Ride is good despite the small dimensions. It's not soft and cushy, but occupants aren't bounced around the cabin like ping pong balls, either. Since this is first and foremost a 38 m.p.g. car, you can't expect and don't experience pinpoint sports car handling.
Pop and Lounge offer 15 inch radials, Sport 16 inch all seasons. Sport also has tuned shocks, modified spring rates, and recalibrated steering for more responsive handling, though at the cost of a firmer ride. The Lounge convertible was less harsh over the road.
A "sport" button in the dash automatically changes transmission shift points as well as steering effort for quicker reaction to throttle input for more spirited response to pedal input when motoring away from the light, passing, or moving into and out of corners.
Unlike Smart, which tends to lurch forward every time the automatic transmission shifts gears, the 500 shifts smoothly without forcing the driver to bob forward and back again, whether the 5-speed manual or 6-speed automatic.
As for the Lounge convertible, it is cuddly cute. The convertible soft top is power operated and unlike the traditional top. Push the button and rather than the top lifting up and then retreating down to hide in a compartment in the trunk, this top simply slides back and as it does it folds accordion style until it reaches the rear window. No need to waste precious cargo space to house the top when it can simply sit there open and out of the way.
Rather than the hatchback lid with the hardtop models, the convertible has a small tailgate below the rear window that opens to allow storing luggage or groceries inside.
The 500 is the first Fiat branded car in the Chrysler lineup added to take advantage of gas prices. In future years look for Chrysler to rely more on Fiat for small car technology and Fiat to rely more on Chrysler for big car technology.
Next year Dodge will add a compact sedan based on Fiat architecture. Stay tuned, more sharing will follow.
While the 500 is on sale now, only 58 of the 130 total dealers that Fiat plans to have up and running by year end are open. To find the dealer nearest you, visit the Fiatusa web site or call 1-800-FIATUSA (1-800-342-8872)

2012 Fiat 500 Sport 
Wheelbase: 90.6 inches
Length: 139.6 inches
Engine: 1.4 liter, 101 h.p., four cylinder.
Transmission: 5-speed manual.
Mileage: 30 m.p.g. city/38 m.p.g. highway.
Base price: $17,500.
as equipped:
Add $500 for "brilliant" red paint, $850 power sunroof,
$150 automatic temperature control, and $500 freight.

Jim Mateja

Jim Mateja enjoyed a 42 year career with the Chicago Tribune before retiring in 2007 as the newspaper's automotive columnist.

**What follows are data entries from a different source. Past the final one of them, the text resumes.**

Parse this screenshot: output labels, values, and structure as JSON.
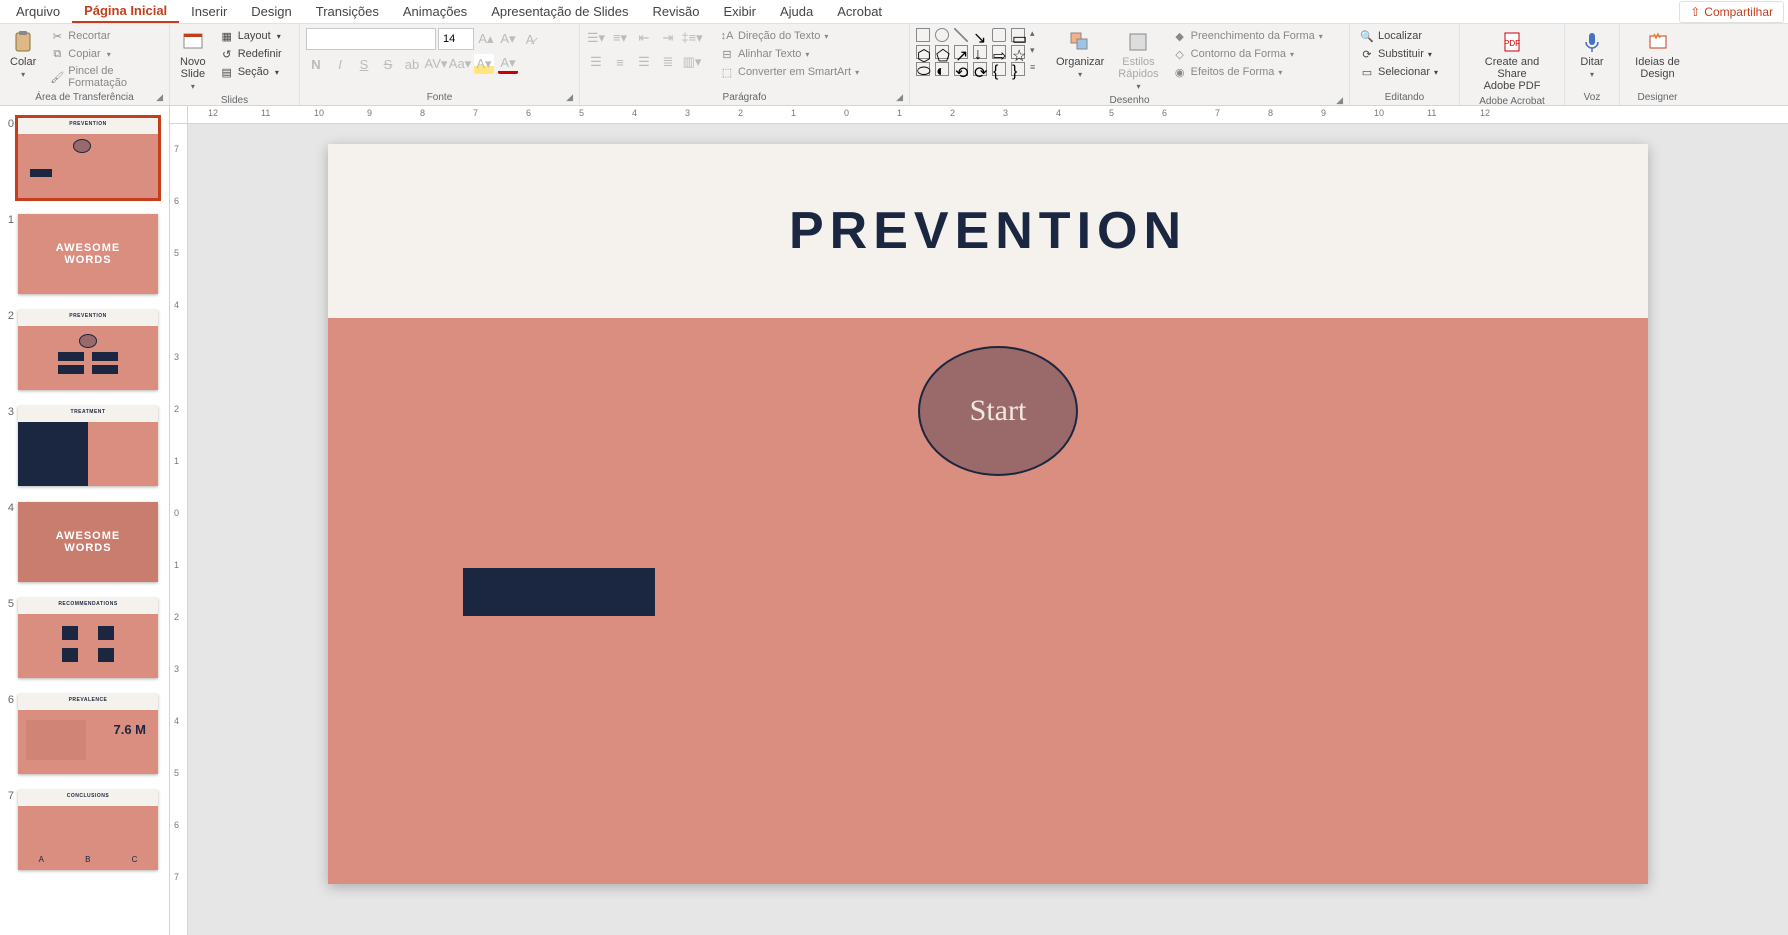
{
  "menu": {
    "file": "Arquivo",
    "home": "Página Inicial",
    "insert": "Inserir",
    "design": "Design",
    "transitions": "Transições",
    "animations": "Animações",
    "slideshow": "Apresentação de Slides",
    "review": "Revisão",
    "view": "Exibir",
    "help": "Ajuda",
    "acrobat": "Acrobat",
    "share": "Compartilhar"
  },
  "ribbon": {
    "clipboard": {
      "paste": "Colar",
      "cut": "Recortar",
      "copy": "Copiar",
      "format_painter": "Pincel de Formatação",
      "label": "Área de Transferência"
    },
    "slides": {
      "new_slide": "Novo\nSlide",
      "layout": "Layout",
      "reset": "Redefinir",
      "section": "Seção",
      "label": "Slides"
    },
    "font": {
      "name": "",
      "size": "14",
      "label": "Fonte"
    },
    "paragraph": {
      "text_direction": "Direção do Texto",
      "align_text": "Alinhar Texto",
      "convert_smartart": "Converter em SmartArt",
      "label": "Parágrafo"
    },
    "drawing": {
      "arrange": "Organizar",
      "quick_styles": "Estilos\nRápidos",
      "shape_fill": "Preenchimento da Forma",
      "shape_outline": "Contorno da Forma",
      "shape_effects": "Efeitos de Forma",
      "label": "Desenho"
    },
    "editing": {
      "find": "Localizar",
      "replace": "Substituir",
      "select": "Selecionar",
      "label": "Editando"
    },
    "acrobat": {
      "create_share": "Create and Share\nAdobe PDF",
      "label": "Adobe Acrobat"
    },
    "voice": {
      "dictate": "Ditar",
      "label": "Voz"
    },
    "designer": {
      "ideas": "Ideias de\nDesign",
      "label": "Designer"
    }
  },
  "slide": {
    "title": "PREVENTION",
    "start": "Start"
  },
  "thumbs": [
    {
      "num": "0",
      "title": "PREVENTION"
    },
    {
      "num": "1",
      "title": "AWESOME WORDS"
    },
    {
      "num": "2",
      "title": "PREVENTION"
    },
    {
      "num": "3",
      "title": "TREATMENT"
    },
    {
      "num": "4",
      "title": "AWESOME WORDS"
    },
    {
      "num": "5",
      "title": "RECOMMENDATIONS"
    },
    {
      "num": "6",
      "title": "PREVALENCE",
      "stat": "7.6 M"
    },
    {
      "num": "7",
      "title": "CONCLUSIONS"
    }
  ],
  "ruler_h": [
    "12",
    "11",
    "10",
    "9",
    "8",
    "7",
    "6",
    "5",
    "4",
    "3",
    "2",
    "1",
    "0",
    "1",
    "2",
    "3",
    "4",
    "5",
    "6",
    "7",
    "8",
    "9",
    "10",
    "11",
    "12"
  ],
  "ruler_v": [
    "7",
    "6",
    "5",
    "4",
    "3",
    "2",
    "1",
    "0",
    "1",
    "2",
    "3",
    "4",
    "5",
    "6",
    "7"
  ]
}
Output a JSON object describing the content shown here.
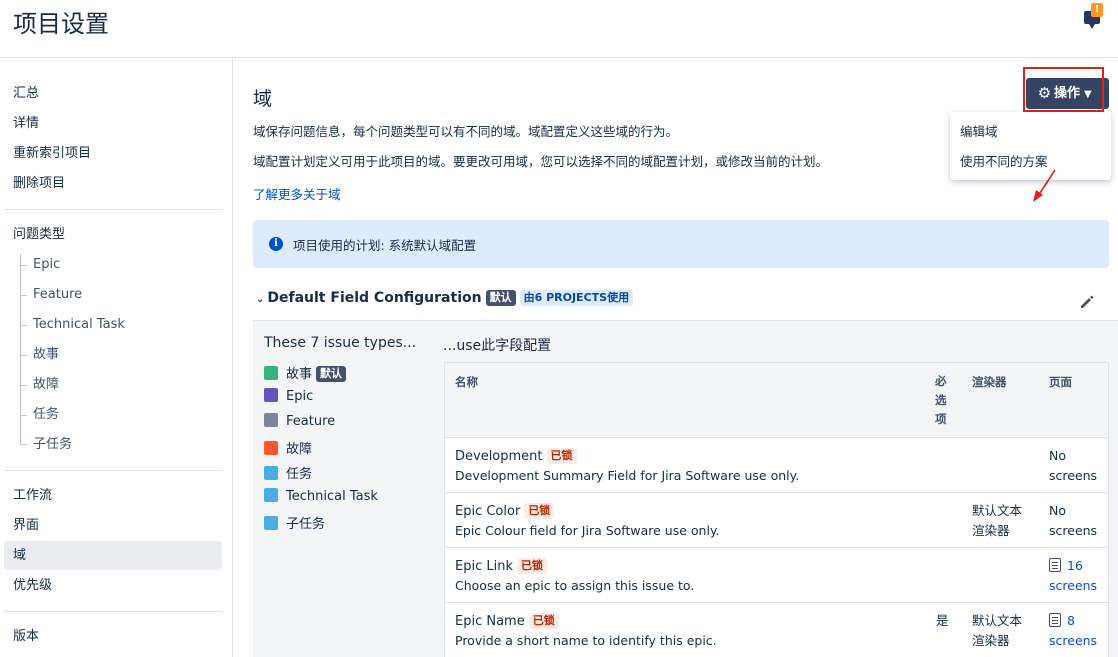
{
  "header": {
    "title": "项目设置",
    "feedback_badge": "!"
  },
  "sidebar": {
    "group1": [
      "汇总",
      "详情",
      "重新索引项目",
      "删除项目"
    ],
    "issue_types_label": "问题类型",
    "issue_types": [
      "Epic",
      "Feature",
      "Technical Task",
      "故事",
      "故障",
      "任务",
      "子任务"
    ],
    "group3": [
      "工作流",
      "界面",
      "域",
      "优先级"
    ],
    "group4": [
      "版本"
    ],
    "active": "域"
  },
  "main": {
    "title": "域",
    "desc1": "域保存问题信息，每个问题类型可以有不同的域。域配置定义这些域的行为。",
    "desc2": "域配置计划定义可用于此项目的域。要更改可用域，您可以选择不同的域配置计划，或修改当前的计划。",
    "learn_more": "了解更多关于域",
    "ops_button": "操作",
    "menu": [
      "编辑域",
      "使用不同的方案"
    ],
    "info": "项目使用的计划: 系统默认域配置",
    "config": {
      "name": "Default Field Configuration",
      "default_badge": "默认",
      "projects_prefix": "由",
      "projects_badge": "6 PROJECTS",
      "projects_suffix": "使用"
    },
    "types_title": "These 7 issue types...",
    "types": [
      {
        "name": "故事",
        "icon": "story-icon",
        "color": "#36b37e",
        "badge": "默认"
      },
      {
        "name": "Epic",
        "icon": "epic-icon",
        "color": "#6554c0"
      },
      {
        "name": "Feature",
        "icon": "feature-icon",
        "color": "#7a869a"
      },
      {
        "name": "故障",
        "icon": "bug-icon",
        "color": "#ff5630"
      },
      {
        "name": "任务",
        "icon": "task-icon",
        "color": "#4bade8"
      },
      {
        "name": "Technical Task",
        "icon": "subtask-icon",
        "color": "#4bade8"
      },
      {
        "name": "子任务",
        "icon": "subtask-icon",
        "color": "#4bade8"
      }
    ],
    "use_title": "...use此字段配置",
    "table": {
      "headers": {
        "name": "名称",
        "required": "必选项",
        "renderer": "渲染器",
        "screens": "页面"
      },
      "rows": [
        {
          "name": "Development",
          "locked": "已锁",
          "desc": "Development Summary Field for Jira Software use only.",
          "required": "",
          "renderer": "",
          "screens_line1": "No",
          "screens_line2": "screens",
          "screens_link": false
        },
        {
          "name": "Epic Color",
          "locked": "已锁",
          "desc": "Epic Colour field for Jira Software use only.",
          "required": "",
          "renderer_line1": "默认文本",
          "renderer_line2": "渲染器",
          "screens_line1": "No",
          "screens_line2": "screens",
          "screens_link": false
        },
        {
          "name": "Epic Link",
          "locked": "已锁",
          "desc": "Choose an epic to assign this issue to.",
          "required": "",
          "renderer": "",
          "screens_line1": "16",
          "screens_line2": "screens",
          "screens_link": true
        },
        {
          "name": "Epic Name",
          "locked": "已锁",
          "desc": "Provide a short name to identify this epic.",
          "required": "是",
          "renderer_line1": "默认文本",
          "renderer_line2": "渲染器",
          "screens_line1": "8",
          "screens_line2": "screens",
          "screens_link": true
        }
      ]
    }
  }
}
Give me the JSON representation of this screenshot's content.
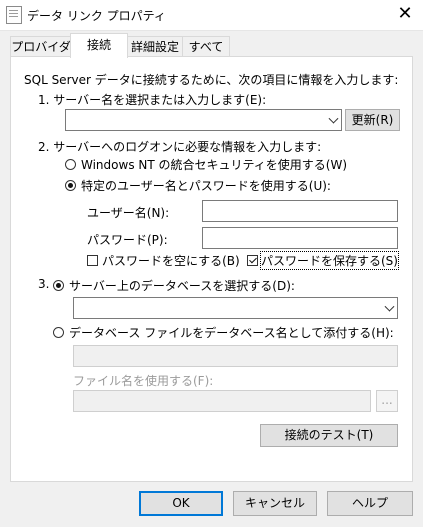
{
  "window": {
    "title": "データ リンク プロパティ"
  },
  "tabs": [
    {
      "label": "プロバイダー"
    },
    {
      "label": "接続"
    },
    {
      "label": "詳細設定"
    },
    {
      "label": "すべて"
    }
  ],
  "intro": "SQL Server データに接続するために、次の項目に情報を入力します:",
  "step1": {
    "label": "1. サーバー名を選択または入力します(E):",
    "server_value": "",
    "refresh": "更新(R)"
  },
  "step2": {
    "label": "2. サーバーへのログオンに必要な情報を入力します:",
    "opt_nt": "Windows NT の統合セキュリティを使用する(W)",
    "opt_user": "特定のユーザー名とパスワードを使用する(U):",
    "username_label": "ユーザー名(N):",
    "password_label": "パスワード(P):",
    "username_value": "",
    "password_value": "",
    "blank_pw": "パスワードを空にする(B)",
    "save_pw": "パスワードを保存する(S)"
  },
  "step3": {
    "prefix": "3.",
    "opt_db": "サーバー上のデータベースを選択する(D):",
    "db_value": "",
    "opt_attach": "データベース ファイルをデータベース名として添付する(H):",
    "attach_value": "",
    "filename_label": "ファイル名を使用する(F):",
    "filename_value": "",
    "browse": "..."
  },
  "test_button": "接続のテスト(T)",
  "footer": {
    "ok": "OK",
    "cancel": "キャンセル",
    "help": "ヘルプ"
  }
}
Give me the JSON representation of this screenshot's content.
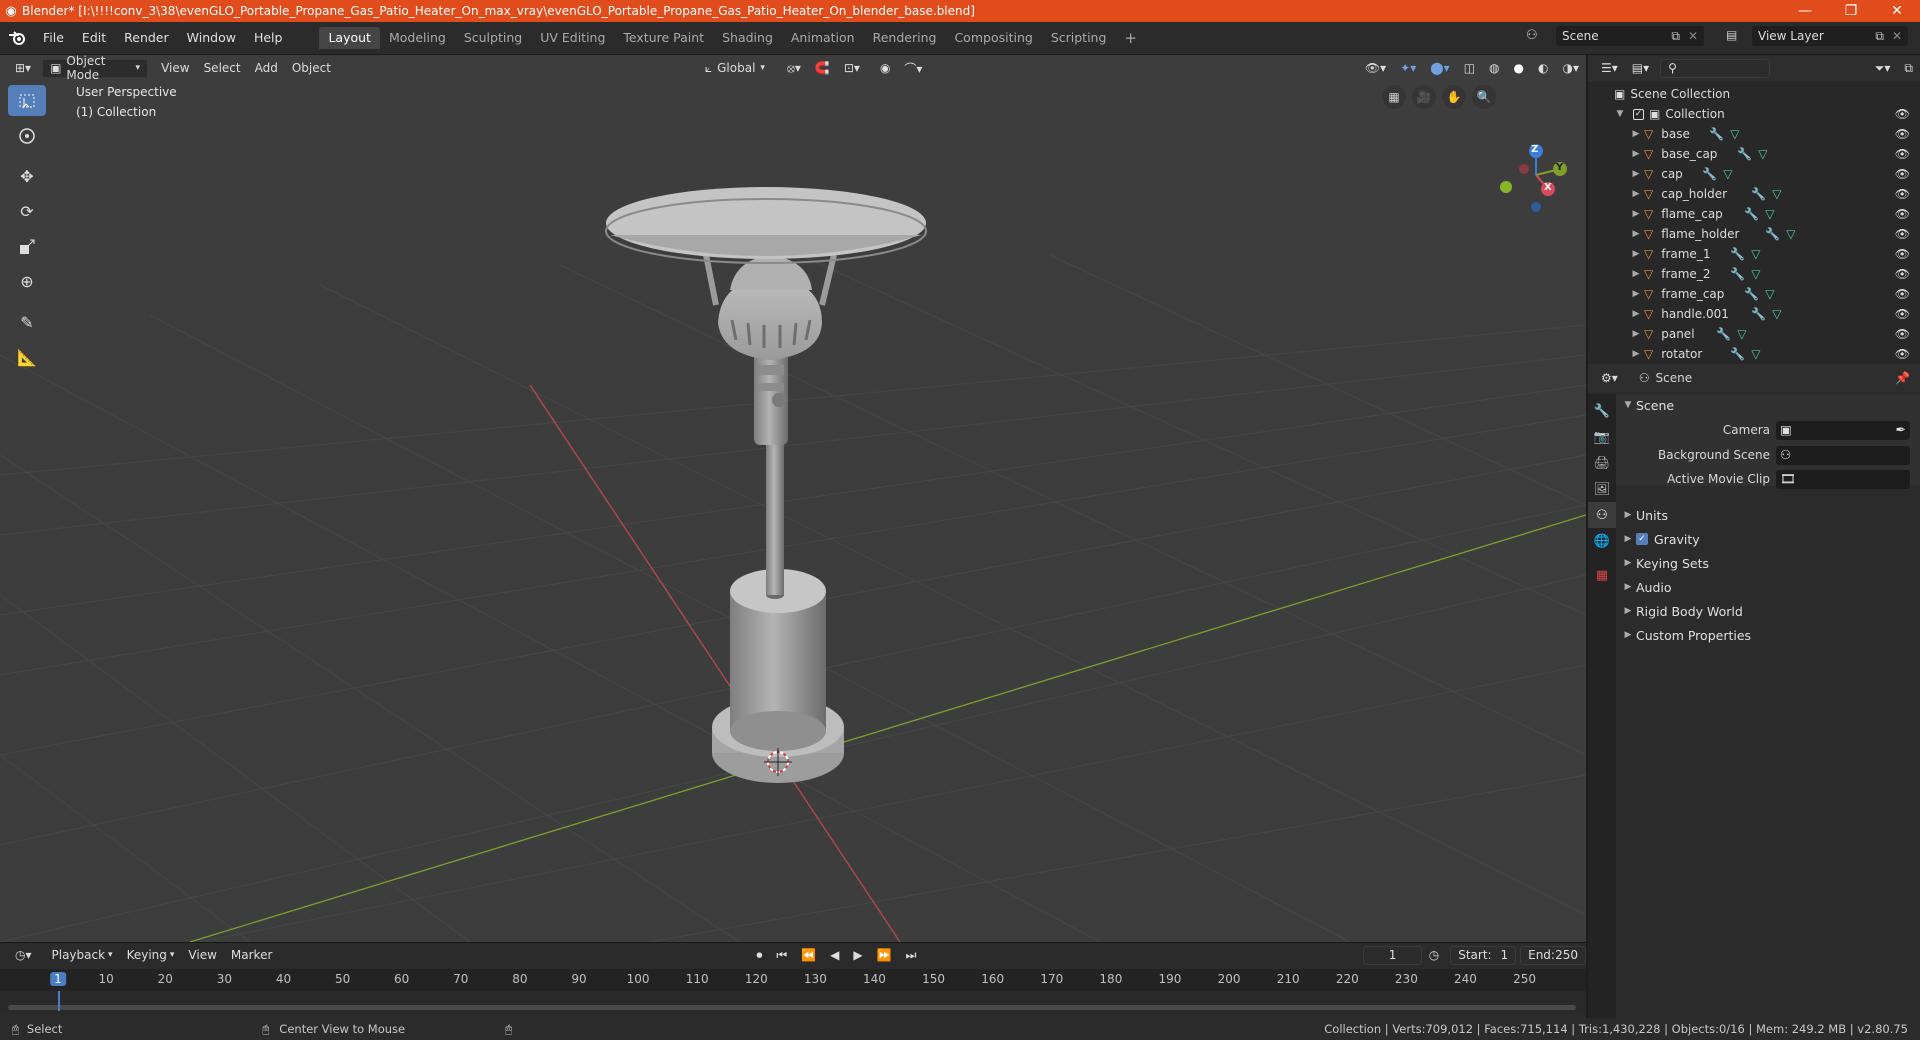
{
  "window": {
    "title": "Blender* [I:\\!!!!conv_3\\38\\evenGLO_Portable_Propane_Gas_Patio_Heater_On_max_vray\\evenGLO_Portable_Propane_Gas_Patio_Heater_On_blender_base.blend]",
    "controls": [
      "—",
      "❐",
      "✕"
    ]
  },
  "menus": [
    "File",
    "Edit",
    "Render",
    "Window",
    "Help"
  ],
  "workspaces": [
    "Layout",
    "Modeling",
    "Sculpting",
    "UV Editing",
    "Texture Paint",
    "Shading",
    "Animation",
    "Rendering",
    "Compositing",
    "Scripting"
  ],
  "active_workspace": "Layout",
  "add_tab": "+",
  "scene_name": "Scene",
  "view_layer": "View Layer",
  "viewport": {
    "mode": "Object Mode",
    "menus": [
      "View",
      "Select",
      "Add",
      "Object"
    ],
    "orientation": "Global",
    "perspective_label": "User Perspective",
    "collection_label": "(1) Collection",
    "gizmo": {
      "x": "X",
      "y": "Y",
      "z": "Z"
    },
    "colors": {
      "background": "#3d3d3d",
      "grid": "#4a4a4a",
      "x_axis": "#b84a4a",
      "y_axis": "#7ea02a",
      "select": "#557fb8"
    }
  },
  "outliner": {
    "root": "Scene Collection",
    "collection": "Collection",
    "objects": [
      "base",
      "base_cap",
      "cap",
      "cap_holder",
      "flame_cap",
      "flame_holder",
      "frame_1",
      "frame_2",
      "frame_cap",
      "handle.001",
      "panel",
      "rotator"
    ]
  },
  "properties": {
    "header": "Scene",
    "panel_title": "Scene",
    "fields": {
      "camera": "Camera",
      "background_scene": "Background Scene",
      "active_movie_clip": "Active Movie Clip"
    },
    "panels": [
      "Units",
      "Gravity",
      "Keying Sets",
      "Audio",
      "Rigid Body World",
      "Custom Properties"
    ],
    "gravity_enabled": true
  },
  "timeline": {
    "menus": [
      "Playback",
      "Keying",
      "View",
      "Marker"
    ],
    "current_frame": "1",
    "start_label": "Start:",
    "start": "1",
    "end_label": "End:",
    "end": "250",
    "ticks": [
      "1",
      "10",
      "20",
      "30",
      "40",
      "50",
      "60",
      "70",
      "80",
      "90",
      "100",
      "110",
      "120",
      "130",
      "140",
      "150",
      "160",
      "170",
      "180",
      "190",
      "200",
      "210",
      "220",
      "230",
      "240",
      "250"
    ]
  },
  "status": {
    "left_action": "Select",
    "middle_action": "Center View to Mouse",
    "stats": "Collection | Verts:709,012 | Faces:715,114 | Tris:1,430,228 | Objects:0/16 | Mem: 249.2 MB | v2.80.75"
  }
}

He received numerous awards for his reporting and writing, including the National Automotive Journalism Association's "Moto" award for best regularly published column and automotive feature writing, and a Best in Show award for his test ride of a horse in conjunction with the Tribune's 150th anniversary. He also earned the Detroit Press Club Foundation's Gold Wheel Award for best car reviews, and a Tribune Professional Performance Award for his column and regular reporting. He still writes occasional car reviews for the Tribune, is one of the nation's 50 automotive journalists who serve as members of the North American Car of the Year judging panel, and is a panel member who helps select Best Buys for "Consumers Digest" magazine. Mateja also is the founding President of the Midwest Automotive Media Association.